The data gathered by MSCI ESG Research generates ratings that have been used to construct a suite of over 700 equity and fixed-income indices. In addition to helping institutional investors offer ESG-themed products, these indices are expected to provide an effective means of benchmarking ESG investment performance and assessing ESG mandates.
What are the main features of the new tool?
Improved data visualisation from MSCI’s new tool is expected to give companies the ability to improve their strategic planning and engagement with investors. By integrating with risk management and performance analytics, clients can gain insight into a company’s ESG ratings, sustainability goals, as well as any ESG controversies associated with it.
A controversies score provided by MSCI provides a view of ESG-related incidents associated with a company. This can allow investors to screen out companies based on specific controversies, such as environmental incidents, bribery and corruption, or health and safety in the workplace.
The tool also enables investors to assess a company’s ESG risk exposure by integrating with features such as Climate Value-at-Risk and Implied Temperature Rise that are available on MSCI’s ESG Research platform. These provide a forward-looking view into potential upside or downside opportunities in a portfolio.
Beth Byington, Global Head of Corporate ESG and Climate Solutions at MSCI, said: “The ESG and climate needs of companies have evolved dramatically as new reporting requirements from regulators and institutional investors have emerged in recent years. It is now more important than ever for listed companies to speak a common language with these audiences about financial opportunities and risks associated with subjects like climate change.”
Viewing companies in comparison to peers, and benchmarking their performance based on recommendations from international standards bodies, such as the Task Force on Climate-related Financial Disclosures (TCFD), can provide global institutional investors with further insight into sector and industry best practices on sustainability.
Why is benchmarking performance important for sustainability?
According to a report published by MSCI in October 2022, over 46% of the 3,150 constituents of its ACWI Index had set some form of net zero target as of August 31, 2022, but only 41 companies in the ACWI Index had set a net zero target approved by the Science Based Targets initiative (SBTi).
Fewer companies than those that make up the 46% had SBTi-approved targets, and only 6.3% had committed to setting one in the future. Emissions reduction targets approved by SBTi have to include total value chain emissions across Scope 1, 2 and 3 categories, and also include pathways to getting to net zero emissions by 2050, including methods of offsetting any residual emissions.
Disparities in climate targets and approaches to achieving them can distort the integrity of sustainability indices and portfolios. By understanding how they compare to peers and by adopting industry best practices, companies can improve their data gathering and disclosure, overcoming gaps in their reporting.

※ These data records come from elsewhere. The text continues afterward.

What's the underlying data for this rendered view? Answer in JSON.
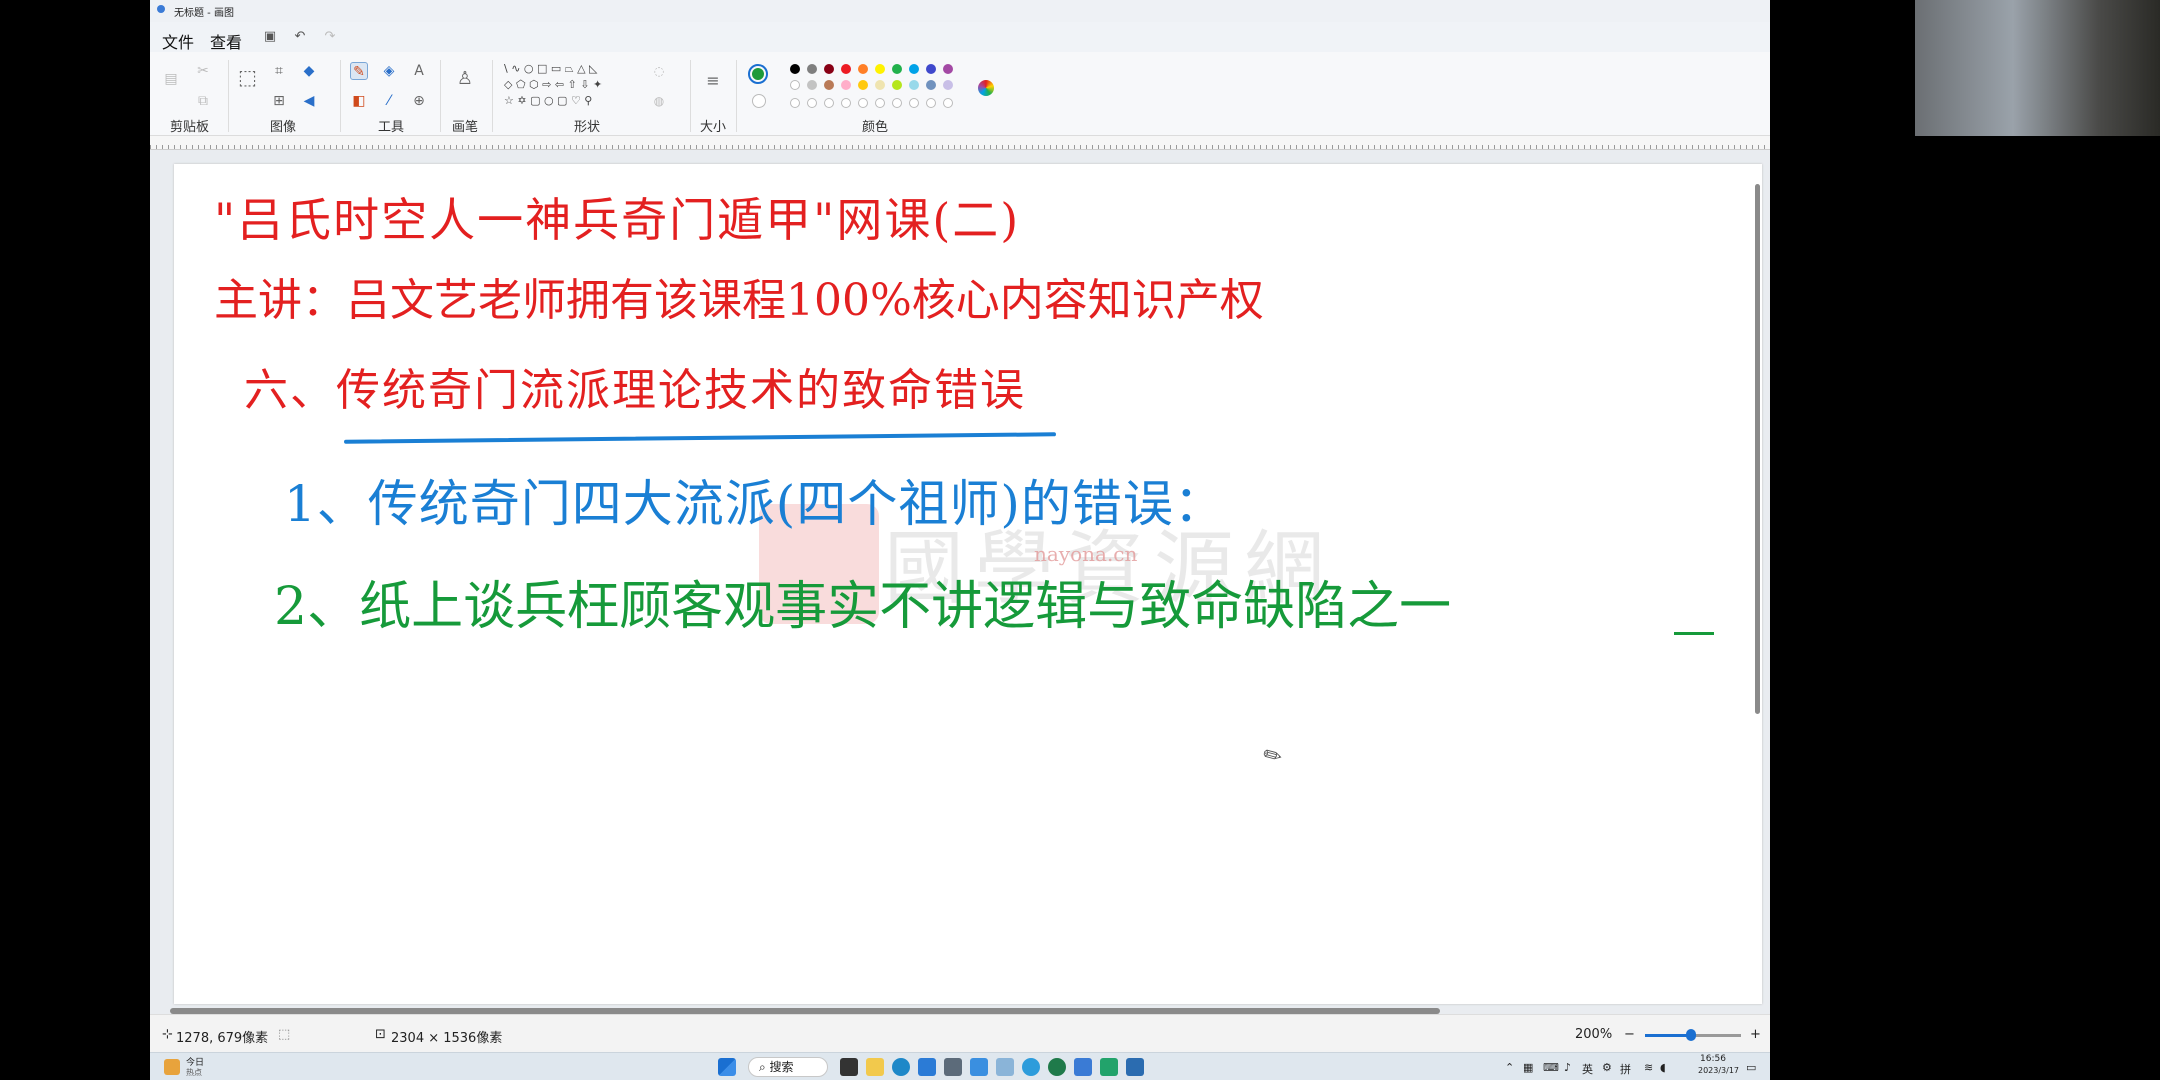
{
  "window": {
    "title": "无标题 - 画图"
  },
  "menu": {
    "file": "文件",
    "view": "查看"
  },
  "ribbon": {
    "groups": [
      "剪贴板",
      "图像",
      "工具",
      "画笔",
      "形状",
      "大小",
      "颜色"
    ]
  },
  "colors": {
    "primary": "#1e9a3a",
    "palette_row1": [
      "#000000",
      "#7f7f7f",
      "#880015",
      "#ed1c24",
      "#ff7f27",
      "#fff200",
      "#22b14c",
      "#00a2e8",
      "#3f48cc",
      "#a349a4"
    ],
    "palette_row2": [
      "#ffffff",
      "#c3c3c3",
      "#b97a57",
      "#ffaec9",
      "#ffc90e",
      "#efe4b0",
      "#b5e61d",
      "#99d9ea",
      "#7092be",
      "#c8bfe7"
    ]
  },
  "canvas": {
    "lines": [
      {
        "text": "\"吕氏时空人一神兵奇门遁甲\"网课(二)",
        "color": "red"
      },
      {
        "text": "主讲：吕文艺老师拥有该课程100%核心内容知识产权",
        "color": "red"
      },
      {
        "text": "六、传统奇门流派理论技术的致命错误",
        "color": "red"
      },
      {
        "text": "1、传统奇门四大流派(四个祖师)的错误：",
        "color": "blue"
      },
      {
        "text": "2、纸上谈兵枉顾客观事实不讲逻辑与致命缺陷之一",
        "color": "green"
      }
    ],
    "watermark": "nayona.cn",
    "watermark_big": "國學資源網"
  },
  "status": {
    "cursor_pos": "1278, 679像素",
    "canvas_size": "2304 × 1536像素",
    "zoom": "200%",
    "zoom_level": 0.48
  },
  "taskbar": {
    "weather_line1": "今日",
    "weather_line2": "热点",
    "search": "搜索",
    "ime": "英",
    "ime2": "拼",
    "time": "16:56",
    "date": "2023/3/17"
  }
}
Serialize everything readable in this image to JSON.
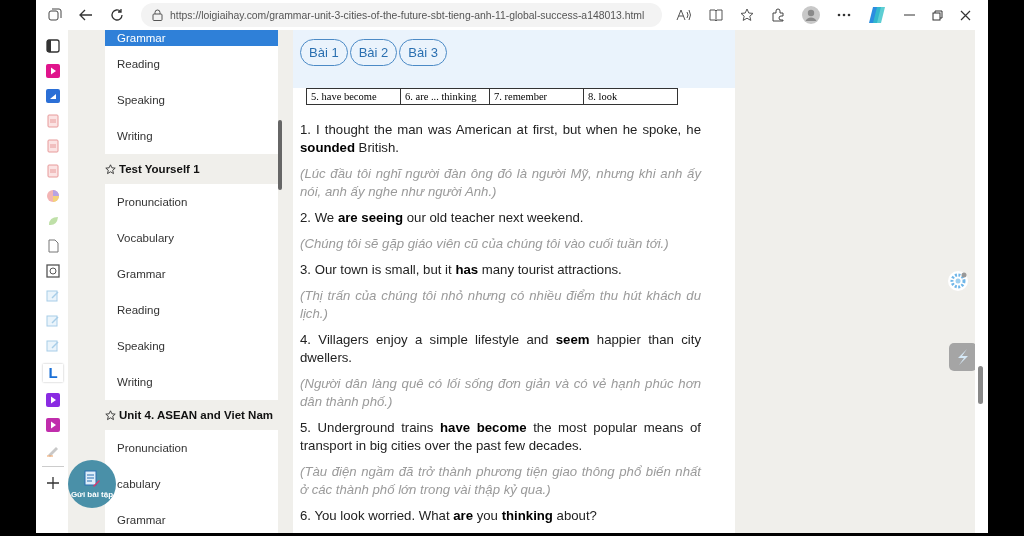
{
  "browser": {
    "url": "https://loigiaihay.com/grammar-unit-3-cities-of-the-future-sbt-tieng-anh-11-global-success-a148013.html"
  },
  "edge_sidebar": {
    "app_letter": "L"
  },
  "nav_menu": {
    "items": [
      {
        "kind": "item",
        "label": "Grammar",
        "selected": true
      },
      {
        "kind": "item",
        "label": "Reading",
        "selected": false
      },
      {
        "kind": "item",
        "label": "Speaking",
        "selected": false
      },
      {
        "kind": "item",
        "label": "Writing",
        "selected": false
      },
      {
        "kind": "heading",
        "label": "Test Yourself 1",
        "selected": false
      },
      {
        "kind": "item",
        "label": "Pronunciation",
        "selected": false
      },
      {
        "kind": "item",
        "label": "Vocabulary",
        "selected": false
      },
      {
        "kind": "item",
        "label": "Grammar",
        "selected": false
      },
      {
        "kind": "item",
        "label": "Reading",
        "selected": false
      },
      {
        "kind": "item",
        "label": "Speaking",
        "selected": false
      },
      {
        "kind": "item",
        "label": "Writing",
        "selected": false
      },
      {
        "kind": "heading",
        "label": "Unit 4. ASEAN and Viet Nam",
        "selected": false
      },
      {
        "kind": "item",
        "label": "Pronunciation",
        "selected": false
      },
      {
        "kind": "item",
        "label": "cabulary",
        "selected": false
      },
      {
        "kind": "item",
        "label": "Grammar",
        "selected": false
      }
    ]
  },
  "submit_button": {
    "label": "Gửi bài tập"
  },
  "lesson_tabs": [
    {
      "label": "Bài 1",
      "selected": false
    },
    {
      "label": "Bài 2",
      "selected": false
    },
    {
      "label": "Bài 3",
      "selected": false
    }
  ],
  "answer_table": {
    "cells": [
      "5. have become",
      "6. are ... thinking",
      "7. remember",
      "8. look"
    ]
  },
  "exercises": [
    {
      "sentence": "1. I thought the man was American at first, but when he spoke, he **sounded** British.",
      "translation": "(Lúc đầu tôi nghĩ người đàn ông đó là người Mỹ, nhưng khi anh ấy nói, anh ấy nghe như người Anh.)"
    },
    {
      "sentence": "2. We **are seeing** our old teacher next weekend.",
      "translation": "(Chúng tôi sẽ gặp giáo viên cũ của chúng tôi vào cuối tuần tới.)"
    },
    {
      "sentence": "3. Our town is small, but it **has** many tourist attractions.",
      "translation": "(Thị trấn của chúng tôi nhỏ nhưng có nhiều điểm thu hút khách du lịch.)"
    },
    {
      "sentence": "4. Villagers enjoy a simple lifestyle and **seem** happier than city dwellers.",
      "translation": "(Người dân làng quê có lối sống đơn giản và có vẻ hạnh phúc hơn dân thành phố.)"
    },
    {
      "sentence": "5. Underground trains **have become** the most popular means of transport in big cities over the past few decades.",
      "translation": "(Tàu điện ngầm đã trở thành phương tiện giao thông phổ biến nhất ở các thành phố lớn trong vài thập kỷ qua.)"
    },
    {
      "sentence": "6. You look worried. What **are** you **thinking** about?"
    }
  ]
}
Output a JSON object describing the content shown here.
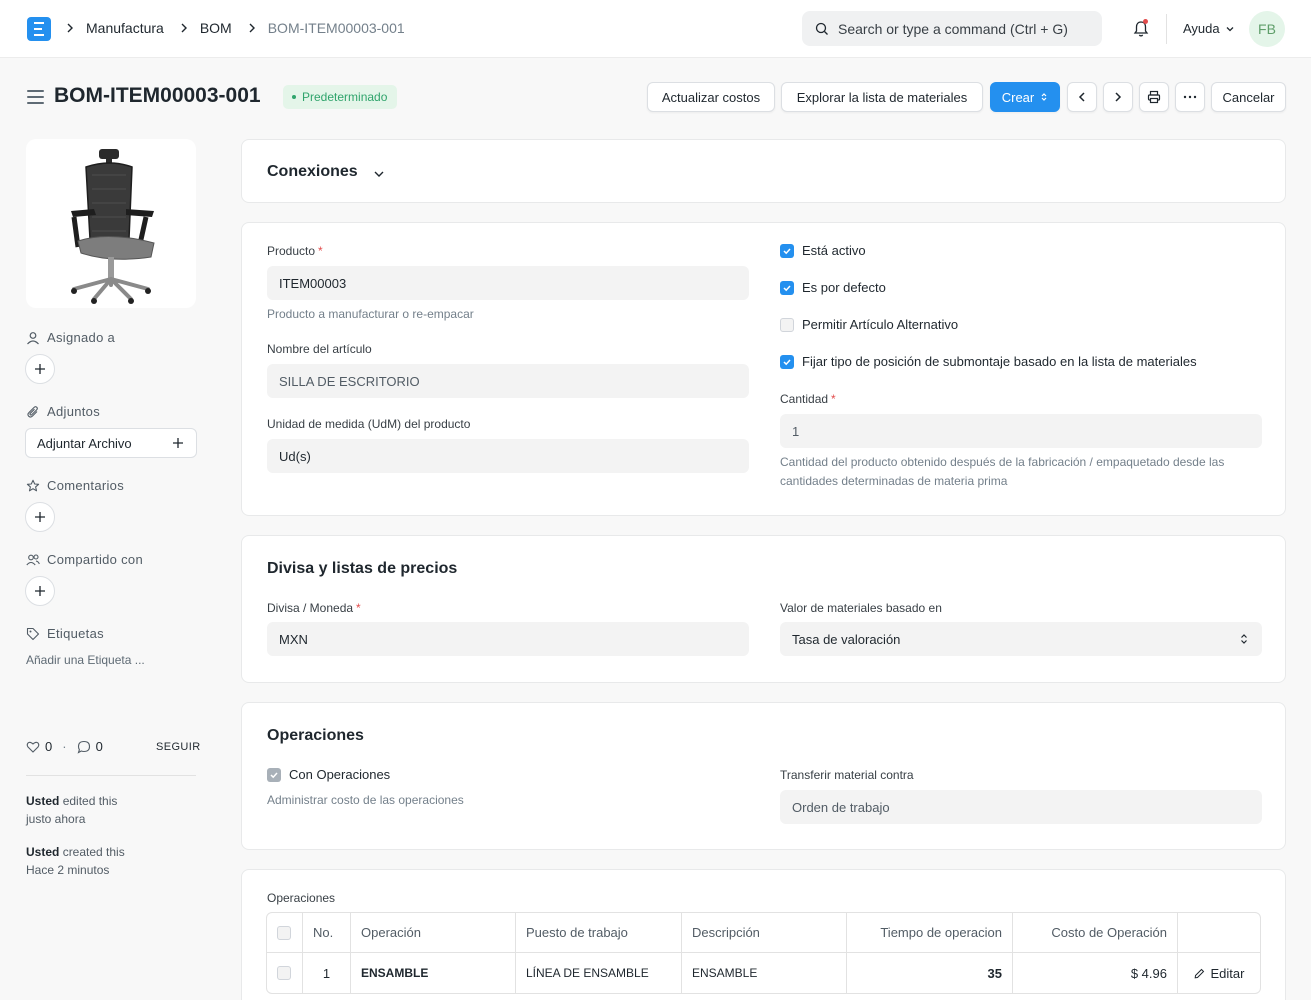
{
  "breadcrumbs": [
    "Manufactura",
    "BOM",
    "BOM-ITEM00003-001"
  ],
  "search": {
    "placeholder": "Search or type a command (Ctrl + G)"
  },
  "nav": {
    "help": "Ayuda",
    "avatar": "FB"
  },
  "page": {
    "title": "BOM-ITEM00003-001",
    "status": "Predeterminado"
  },
  "toolbar": {
    "update_costs": "Actualizar costos",
    "explore_bom": "Explorar la lista de materiales",
    "create": "Crear",
    "cancel": "Cancelar"
  },
  "sidebar": {
    "assigned_to": "Asignado a",
    "attachments": "Adjuntos",
    "attach_file": "Adjuntar Archivo",
    "comments": "Comentarios",
    "shared_with": "Compartido con",
    "tags": "Etiquetas",
    "add_tag": "Añadir una Etiqueta ...",
    "likes": "0",
    "comment_count": "0",
    "follow": "SEGUIR",
    "activity": [
      {
        "user": "Usted",
        "action": "edited this",
        "time": "justo ahora"
      },
      {
        "user": "Usted",
        "action": "created this",
        "time": "Hace 2 minutos"
      }
    ]
  },
  "connections": {
    "title": "Conexiones"
  },
  "details": {
    "product_label": "Producto",
    "product_value": "ITEM00003",
    "product_help": "Producto a manufacturar o re-empacar",
    "item_name_label": "Nombre del artículo",
    "item_name_value": "SILLA DE ESCRITORIO",
    "uom_label": "Unidad de medida (UdM) del producto",
    "uom_value": "Ud(s)",
    "is_active": "Está activo",
    "is_default": "Es por defecto",
    "allow_alt": "Permitir Artículo Alternativo",
    "set_subassembly": "Fijar tipo de posición de submontaje basado en la lista de materiales",
    "qty_label": "Cantidad",
    "qty_value": "1",
    "qty_help_1": "Cantidad del producto obtenido después de la fabricación / empaquetado desde las",
    "qty_help_2": "cantidades determinadas de materia prima"
  },
  "currency": {
    "title": "Divisa y listas de precios",
    "currency_label": "Divisa / Moneda",
    "currency_value": "MXN",
    "rate_label": "Valor de materiales basado en",
    "rate_value": "Tasa de valoración"
  },
  "operations": {
    "title": "Operaciones",
    "with_operations": "Con Operaciones",
    "with_operations_help": "Administrar costo de las operaciones",
    "transfer_label": "Transferir material contra",
    "transfer_value": "Orden de trabajo",
    "table_label": "Operaciones",
    "columns": [
      "No.",
      "Operación",
      "Puesto de trabajo",
      "Descripción",
      "Tiempo de operacion",
      "Costo de Operación"
    ],
    "rows": [
      {
        "no": "1",
        "operation": "ENSAMBLE",
        "workstation": "LÍNEA DE ENSAMBLE",
        "description": "ENSAMBLE",
        "time": "35",
        "cost": "$ 4.96",
        "edit": "Editar"
      }
    ]
  },
  "colors": {
    "primary": "#2490ef",
    "success": "#30a46c",
    "required": "#e24c4c"
  }
}
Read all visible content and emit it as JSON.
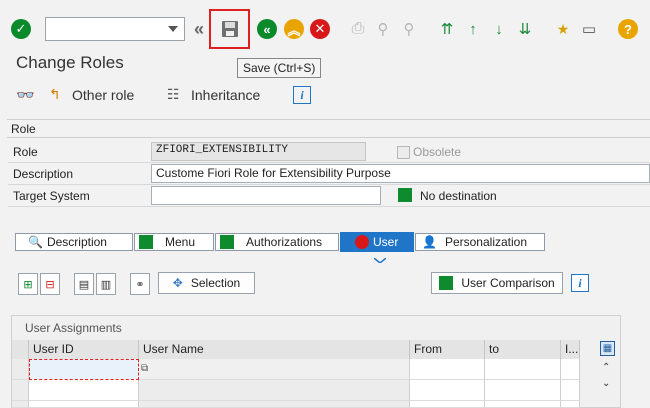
{
  "toolbar": {
    "command_value": "",
    "save_tooltip": "Save  (Ctrl+S)"
  },
  "page": {
    "title": "Change Roles"
  },
  "app_toolbar": {
    "other_role": "Other role",
    "inheritance": "Inheritance"
  },
  "role": {
    "group_label": "Role",
    "role_label": "Role",
    "role_value": "ZFIORI_EXTENSIBILITY",
    "obsolete_label": "Obsolete",
    "description_label": "Description",
    "description_value": "Custome Fiori Role for Extensibility Purpose",
    "target_label": "Target System",
    "target_value": "",
    "no_destination": "No destination"
  },
  "tabs": [
    "Description",
    "Menu",
    "Authorizations",
    "User",
    "Personalization"
  ],
  "user_tab": {
    "selection_button": "Selection",
    "user_comparison_button": "User Comparison",
    "group_label": "User Assignments",
    "columns": [
      "User ID",
      "User Name",
      "From",
      "to",
      "I..."
    ]
  },
  "colors": {
    "ok": "#0a8a2b",
    "accent": "#1f75c7",
    "cancel": "#d81818",
    "exit": "#e9a400",
    "status_green": "#0e8a2f"
  }
}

Improved data gathering and disclosure can help validate companies’ climate targets and sustainability goals. By performing a comparative analysis, companies can better formulate their climate action strategies, which in turn can impact their investment and capital spending decisions. This can also minimise the risk of being accused of greenwashing sustainability credentials, as well as providing better and more consistent data to investors.